The Directors Series: Stanley Kubrick [1.1] Early Independent Features
---"So what’s Hayden’s famed response to this spectacular ruin? It’s the resigned, quiet and tough, 'Eh, what’s the difference?' That last line is so many things at once – deeply sad, it’s an embracing of nihilism and, yet, weirdly Zen. You’ll never escape Kubrick’s fateful frames, no matter how much Hayden’s big-boned body shoves through doors. Hayden’s trapped but his acceptance is so cool, so calm, so perfect, he almost busts through Kubrick’s maddening maze via pure acknowledgement. If doom could be motivating, Hayden is downright inspirational." --Kim Morgan
---Tarantino's Extreme Close Ups
---F For Fake (1973)--How to Structure A Video Essay
---The Directors Series: David Fincher [2.1] Baptism by Fire
---"In Wile E.'s honor, we might title the recent history of the world and its moving images "the Great Rebound." Two centuries of ceaseless outward movement have given way to collapse and recession and retrenchment, punctuated by moments of false prosperity. People multiply without having any place new to grow into, until the face of the earth is covered by the swarming of economic migrants and political refugees. Personal debt mounts; jobs, natural resources, ice caps and coastlines shrink. Our great cities, which once were bubbling cauldrons of artistic and social invention, have congealed into sparsely populated clusters of superluxury housing—storehouses for the wealth of absentee billionaires—serviced by a reserve army of the dispirited. The very language of progress has atrophied. The best-publicized adversaries of neoliberalism no longer speak of marching into the glorious socialist future; instead, they spiral backward, seeking to recover the purity of a vanished and largely imaginary caliphate.

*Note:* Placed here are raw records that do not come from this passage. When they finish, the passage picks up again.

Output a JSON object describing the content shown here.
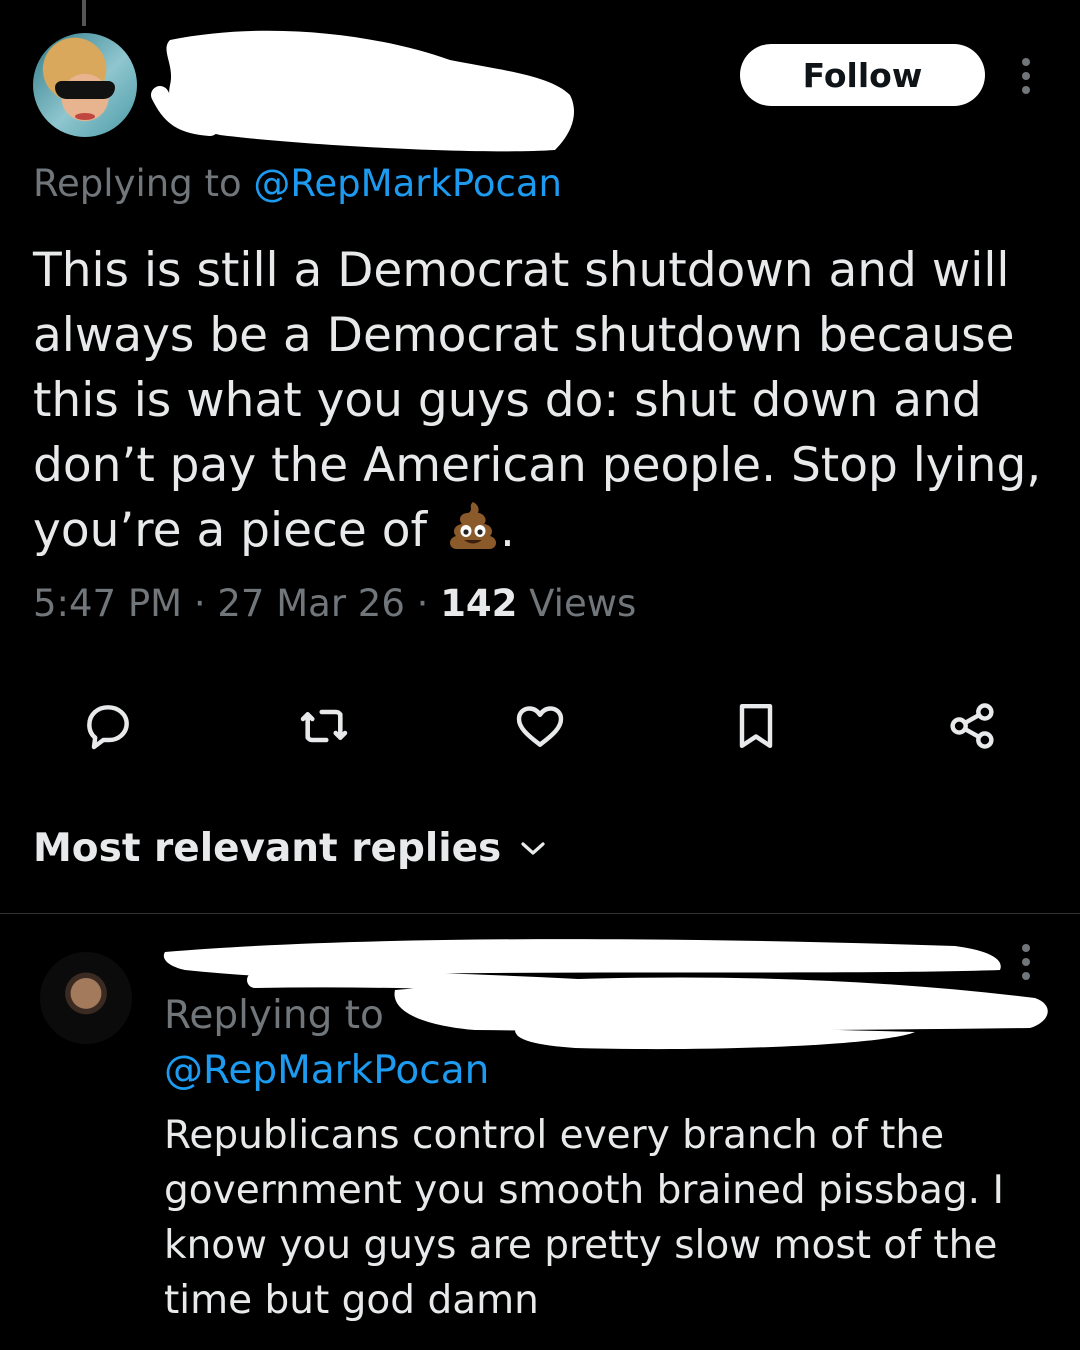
{
  "tweet": {
    "replying_prefix": "Replying to ",
    "replying_handle": "@RepMarkPocan",
    "text": "This is still a Democrat shutdown and will always be a Democrat shutdown because this is what you guys do: shut down and don’t pay the American people. Stop lying, you’re a piece of",
    "text_suffix": ".",
    "emoji_icon": "poop-emoji-icon",
    "time": "5:47 PM",
    "separator": " · ",
    "date": "27 Mar 26",
    "view_count": "142",
    "views_label": " Views",
    "follow_label": "Follow"
  },
  "actions": [
    "reply-icon",
    "retweet-icon",
    "like-icon",
    "bookmark-icon",
    "share-icon"
  ],
  "replies_header": {
    "label": "Most relevant replies",
    "icon": "chevron-down-icon"
  },
  "reply": {
    "replying_prefix": "Replying to",
    "replying_handle": "@RepMarkPocan",
    "text": "Republicans control every branch of the government you smooth brained pissbag. I know you guys are pretty slow most of the time but god damn"
  },
  "colors": {
    "background": "#000000",
    "text": "#e7e9ea",
    "secondary": "#71767b",
    "accent": "#1d9bf0"
  }
}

As the world turns in on itself, the noisy, dirty, propulsive innovations that it once found fascinating have been replaced by germ-free technologies useful for control and surveillance: genetic and digital engineering. The former directs our thoughts toward the interior of the body, where life might be managed cell by cell; the latter, toward the continual monitoring of one another's activity. The selfie and the spy-satellite photo are the close-up and the panoramic shot of the globe's real-time movie.
As for the movies that label themselves as entertainments,
I can think of three visual tropes in particular that characterize the present era: the wormhole in space that proves to be a conduit into one's own mind; the digital gibberish that scrolls down a computer screen, showing us all that we can know of the world; and the violent act that is abruptly arrested in midair, permitting us to enjoy a 360-degree view of its superfluity. These emblems of stasis and self-enclosure were first brought together (to the best of my knowledge, and horror) in The Matrix. By now, I must have seen them all another thousand times." --Stuart Klawans
---Every TV News Report On the Economy Ever
---Oral histories of Desperately Seeking Susan and Airplane!
---Understanding Art Case Study: The Death of Socrates
---"Pretty Woman is about conspicuous consumption and class—and about sex. The movie’s original title, after all, was 3000, a reference to Vivian’s weekly rate. In its original format, it wasn’t a modern-day fairy tale, but a dark story about a man who pays a prostitute for a week, at the end of which they go back to their lives, with no white limousine rescue to reunite them as the aria swells and the credits roll." --Chloe Angyal
---"The Seven Arts of Working in Film: A Necessary Guide to On-Set Protocol" by Brandon Tonner-Connolly and Alicia van Couvering
---Mary Pickford's New York Hat by Pam Cook
---"A Walk Through Carlito's Way" by Adrian Martin
---The Discarded Image: Jaws
---The Willis Frame and a discussion of the cinematography of The Godfather
The Great European Disaster Movie, Youth, Ardor, Me and Earl and the Dying Girl, The Connection, The Girl Is In Trouble, Southpaw, Entourage, True Detective: Season 2, Mission Impossible: Rogue Nation, All Eyes and Ears, Batman v. Superman: Dawn of Justice, Dope, Ant-Man, The Misfits, and Star Wars: The Force Awakens
---The Angelic Cinema of Manoel de Oliveira
---"Blade Runner: Anatomy of a Classic"
--"The Famous Man was spotted with the gadget by many people who were looking at him; they posted photos of the Famous Man with the gadget online.
Wow! The Famous Man has the gadget!"
Study Shows That Teaching Young Kids Philosophy Improves Their Academic Performance, Making Them Better at Reading & Math - Should we teach philosophy to children? You’d have a hard time, I imagine, convincing many readers of this site that we shouldn’t. But why? It’s not self...
53 minutes ago